The junta head honchos are looking so desperate to stay in power that even their political allies among the anti-democrats are looking somewhat jaundiced – a pale yellow.
The Nation reports that the junta is getting support from its flunkies but that other (former?) allies are leaning away. It quotes Suriyasai Katasila, former People’s Alliance for Democracy co-leader, who wryly observes that the junta is “so interested” in “designing special mechanisms, namely selected senates, that the public has grown sceptical about its promises to relinquish power.”
He backs the reform agenda pushed by the son of PAD, the People’s Democratic Reform Committee, saying the junta “should instead come up with concrete reform plans, set clear missions, steer the reforms and encourage various segments of the public to cooperate.” In other words, set the “reform” agenda and move on.
At the Bangkok Post, the deeply yellow columnist Veera Prateepchaikul lists a litany of junta demands and failures, stating:
… the proposed five-year transition period will be challenged. Sooner rather than later, the junta will realise it should stick to the original roadmap and return to the people the right to have a say in their own future.

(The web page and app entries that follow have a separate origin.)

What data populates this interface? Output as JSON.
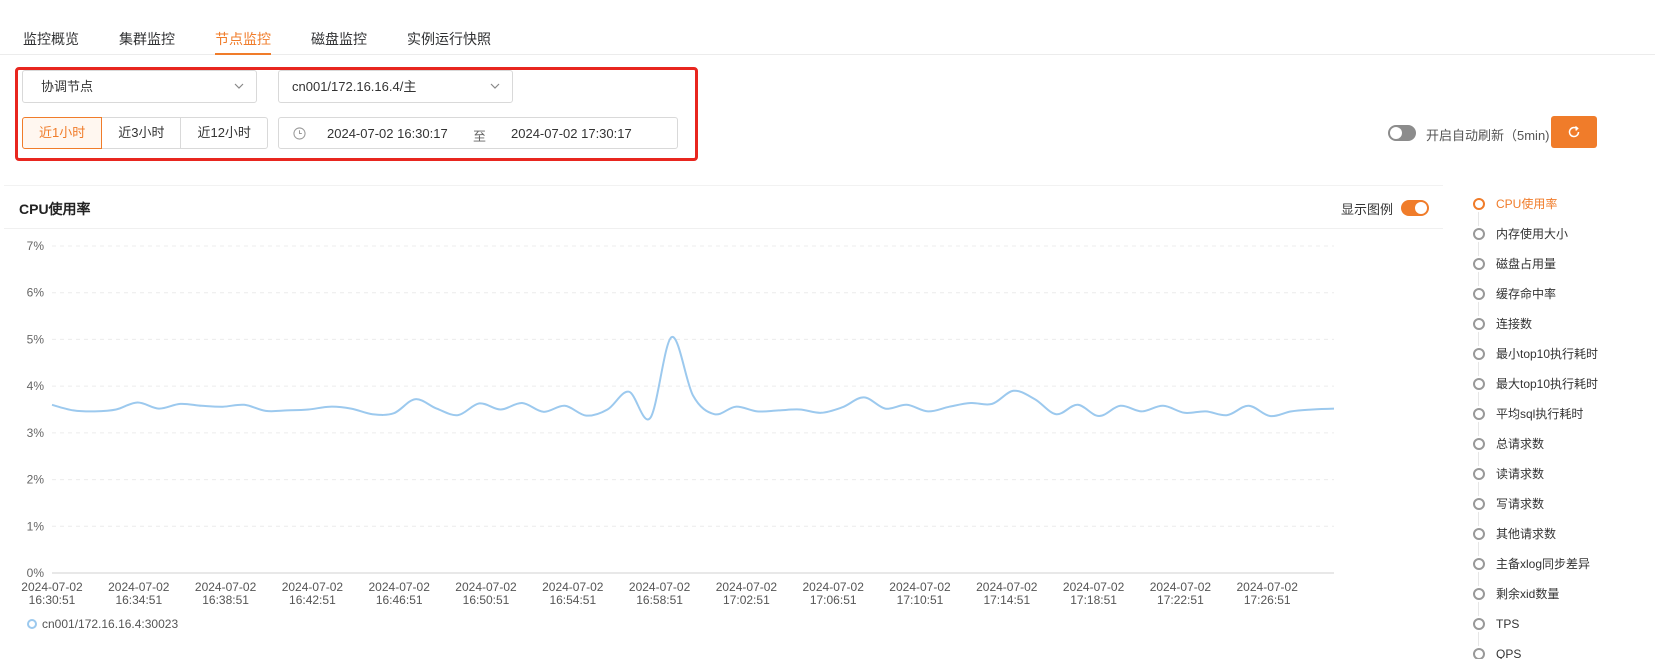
{
  "tabs": [
    {
      "label": "监控概览",
      "active": false
    },
    {
      "label": "集群监控",
      "active": false
    },
    {
      "label": "节点监控",
      "active": true
    },
    {
      "label": "磁盘监控",
      "active": false
    },
    {
      "label": "实例运行快照",
      "active": false
    }
  ],
  "filters": {
    "node_type": "协调节点",
    "node_instance": "cn001/172.16.16.4/主",
    "ranges": [
      {
        "label": "近1小时",
        "active": true
      },
      {
        "label": "近3小时",
        "active": false
      },
      {
        "label": "近12小时",
        "active": false
      }
    ],
    "date_start": "2024-07-02 16:30:17",
    "date_sep": "至",
    "date_end": "2024-07-02 17:30:17"
  },
  "auto_refresh": {
    "label": "开启自动刷新（5min)",
    "enabled": false
  },
  "chart_card": {
    "title": "CPU使用率",
    "legend_label": "显示图例",
    "legend_on": true
  },
  "colors": {
    "accent": "#f07c2a",
    "series": "#9cc9ee",
    "highlight_border": "#e8261f"
  },
  "chart_data": {
    "type": "line",
    "title": "CPU使用率",
    "ylim": [
      0,
      7
    ],
    "y_ticks": [
      "0%",
      "1%",
      "2%",
      "3%",
      "4%",
      "5%",
      "6%",
      "7%"
    ],
    "x_ticks": [
      [
        "2024-07-02",
        "16:30:51"
      ],
      [
        "2024-07-02",
        "16:34:51"
      ],
      [
        "2024-07-02",
        "16:38:51"
      ],
      [
        "2024-07-02",
        "16:42:51"
      ],
      [
        "2024-07-02",
        "16:46:51"
      ],
      [
        "2024-07-02",
        "16:50:51"
      ],
      [
        "2024-07-02",
        "16:54:51"
      ],
      [
        "2024-07-02",
        "16:58:51"
      ],
      [
        "2024-07-02",
        "17:02:51"
      ],
      [
        "2024-07-02",
        "17:06:51"
      ],
      [
        "2024-07-02",
        "17:10:51"
      ],
      [
        "2024-07-02",
        "17:14:51"
      ],
      [
        "2024-07-02",
        "17:18:51"
      ],
      [
        "2024-07-02",
        "17:22:51"
      ],
      [
        "2024-07-02",
        "17:26:51"
      ]
    ],
    "grid": true,
    "series": [
      {
        "name": "cn001/172.16.16.4:30023",
        "values": [
          3.6,
          3.48,
          3.46,
          3.5,
          3.65,
          3.52,
          3.62,
          3.58,
          3.56,
          3.6,
          3.47,
          3.48,
          3.5,
          3.56,
          3.52,
          3.4,
          3.42,
          3.72,
          3.52,
          3.38,
          3.63,
          3.5,
          3.64,
          3.45,
          3.58,
          3.37,
          3.5,
          3.88,
          3.32,
          5.05,
          3.8,
          3.4,
          3.56,
          3.46,
          3.48,
          3.5,
          3.43,
          3.55,
          3.76,
          3.52,
          3.6,
          3.46,
          3.56,
          3.64,
          3.62,
          3.9,
          3.72,
          3.4,
          3.6,
          3.36,
          3.58,
          3.46,
          3.58,
          3.43,
          3.46,
          3.38,
          3.58,
          3.36,
          3.46,
          3.5,
          3.52
        ]
      }
    ]
  },
  "metrics": [
    {
      "label": "CPU使用率",
      "active": true
    },
    {
      "label": "内存使用大小",
      "active": false
    },
    {
      "label": "磁盘占用量",
      "active": false
    },
    {
      "label": "缓存命中率",
      "active": false
    },
    {
      "label": "连接数",
      "active": false
    },
    {
      "label": "最小top10执行耗时",
      "active": false
    },
    {
      "label": "最大top10执行耗时",
      "active": false
    },
    {
      "label": "平均sql执行耗时",
      "active": false
    },
    {
      "label": "总请求数",
      "active": false
    },
    {
      "label": "读请求数",
      "active": false
    },
    {
      "label": "写请求数",
      "active": false
    },
    {
      "label": "其他请求数",
      "active": false
    },
    {
      "label": "主备xlog同步差异",
      "active": false
    },
    {
      "label": "剩余xid数量",
      "active": false
    },
    {
      "label": "TPS",
      "active": false
    },
    {
      "label": "QPS",
      "active": false
    }
  ]
}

He means an election, the very mechanism he opposed not that long ago.
Also suddenly wanting an election are senior members of the Democrat Party, renowned for both losing elections and boycotting them.
Deputy leader Nipit Intarasombat urged Constitution Drafting Committee chairman Meechai Ruchupan stick with the current draft charter and “principles.” We are not sure how Nipit would judge “principles” but he seems content with the anti-democrat “reform” agenda adopted by the CDC.
He seems worried that the military will stay on warning of “heavy public resistance if it [the CDC] gave in too much [to the junta], which would carry grim prospects for the charter referendum at the end of July.”
Another Democrat Party leader, Ong-art Klampaibul warned the junta to “listen to reason and not impose their will on the CDC.” He’s happy with the undemocratic notion of functional constituencies, “considered an indirect election, [“electing”] 200 senators from 20 social groups, 10 from each, [which] would vote across the groups to elect members of the Upper House.”
The anti-democrats seem to feel that they have a “suitable” constitution that will prevent true popular representation but fear the weight of the men in green.